Excerpts from an interface dataset
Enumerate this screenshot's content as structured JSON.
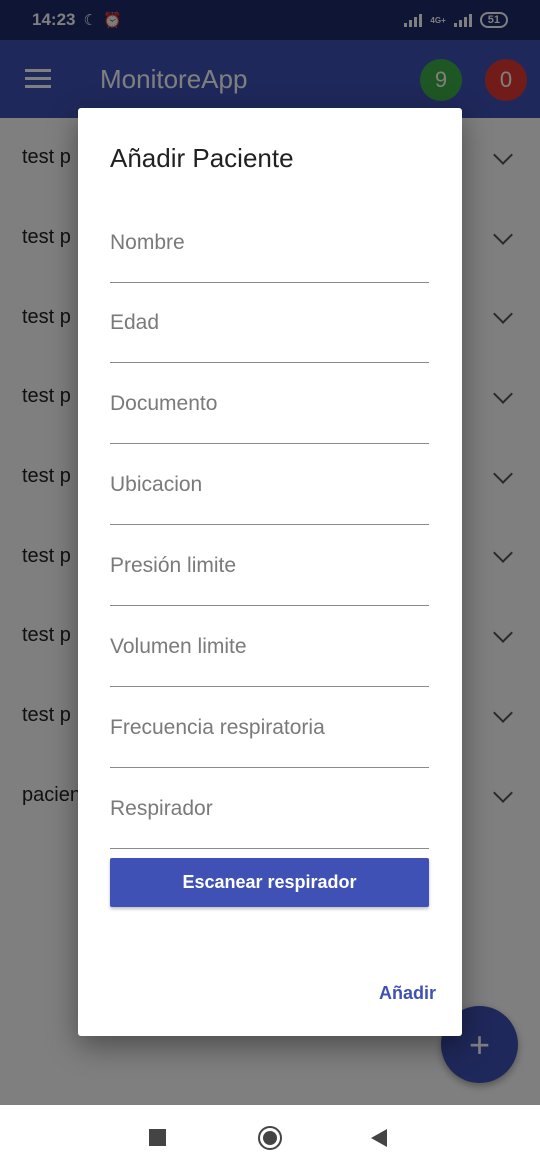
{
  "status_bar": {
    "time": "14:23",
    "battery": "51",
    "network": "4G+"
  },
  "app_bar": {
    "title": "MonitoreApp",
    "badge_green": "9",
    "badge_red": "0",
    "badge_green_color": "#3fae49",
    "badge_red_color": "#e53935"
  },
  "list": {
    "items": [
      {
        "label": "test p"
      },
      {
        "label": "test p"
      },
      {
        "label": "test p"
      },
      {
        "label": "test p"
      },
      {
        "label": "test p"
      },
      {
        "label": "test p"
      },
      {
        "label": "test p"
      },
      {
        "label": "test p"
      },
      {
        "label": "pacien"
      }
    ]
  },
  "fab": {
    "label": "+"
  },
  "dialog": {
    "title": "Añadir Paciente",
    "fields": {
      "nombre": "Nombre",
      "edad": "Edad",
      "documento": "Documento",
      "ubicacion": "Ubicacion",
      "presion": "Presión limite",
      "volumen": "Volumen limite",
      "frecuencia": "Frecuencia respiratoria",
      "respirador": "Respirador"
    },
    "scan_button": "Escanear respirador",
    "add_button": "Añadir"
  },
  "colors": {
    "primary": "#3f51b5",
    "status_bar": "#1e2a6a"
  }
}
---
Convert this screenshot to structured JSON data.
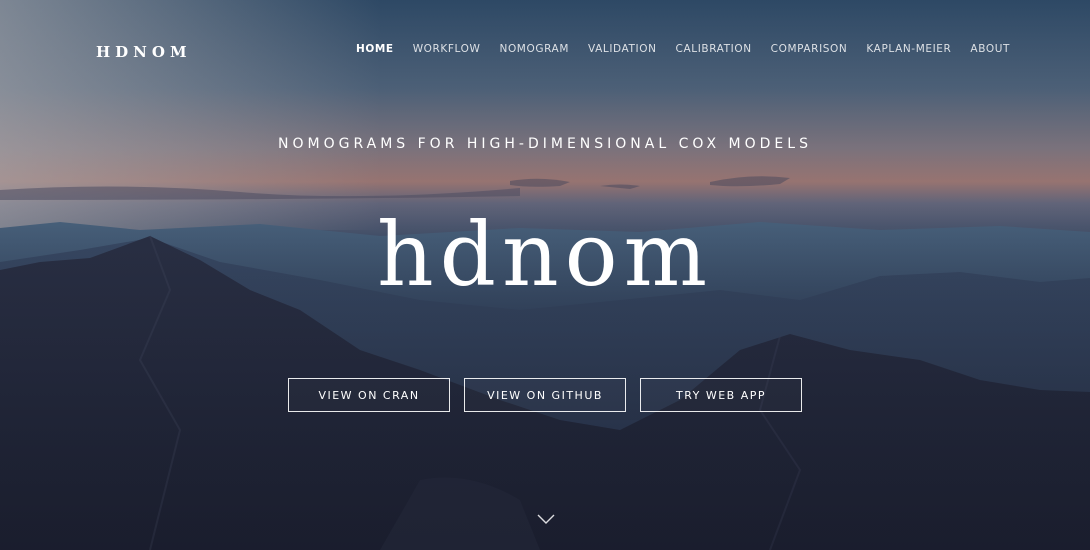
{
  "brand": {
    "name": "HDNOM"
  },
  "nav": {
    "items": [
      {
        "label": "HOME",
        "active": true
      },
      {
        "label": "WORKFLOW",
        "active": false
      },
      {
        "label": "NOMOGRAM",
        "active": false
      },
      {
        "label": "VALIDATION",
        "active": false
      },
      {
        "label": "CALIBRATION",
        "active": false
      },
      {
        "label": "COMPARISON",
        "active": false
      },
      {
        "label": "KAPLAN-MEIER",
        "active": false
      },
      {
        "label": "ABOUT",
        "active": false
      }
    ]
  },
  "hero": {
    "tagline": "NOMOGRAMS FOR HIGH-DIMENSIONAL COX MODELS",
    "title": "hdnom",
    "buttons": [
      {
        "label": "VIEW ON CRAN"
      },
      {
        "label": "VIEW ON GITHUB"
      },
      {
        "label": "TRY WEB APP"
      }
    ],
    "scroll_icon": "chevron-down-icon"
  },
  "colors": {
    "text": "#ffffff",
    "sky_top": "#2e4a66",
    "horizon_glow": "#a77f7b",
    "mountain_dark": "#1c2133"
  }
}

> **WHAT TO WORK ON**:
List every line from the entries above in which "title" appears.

> **FINISHED EXERCISE**:
    "title": "MonitoreApp",
    "title": "Añadir Paciente",
    "title": "hdnom",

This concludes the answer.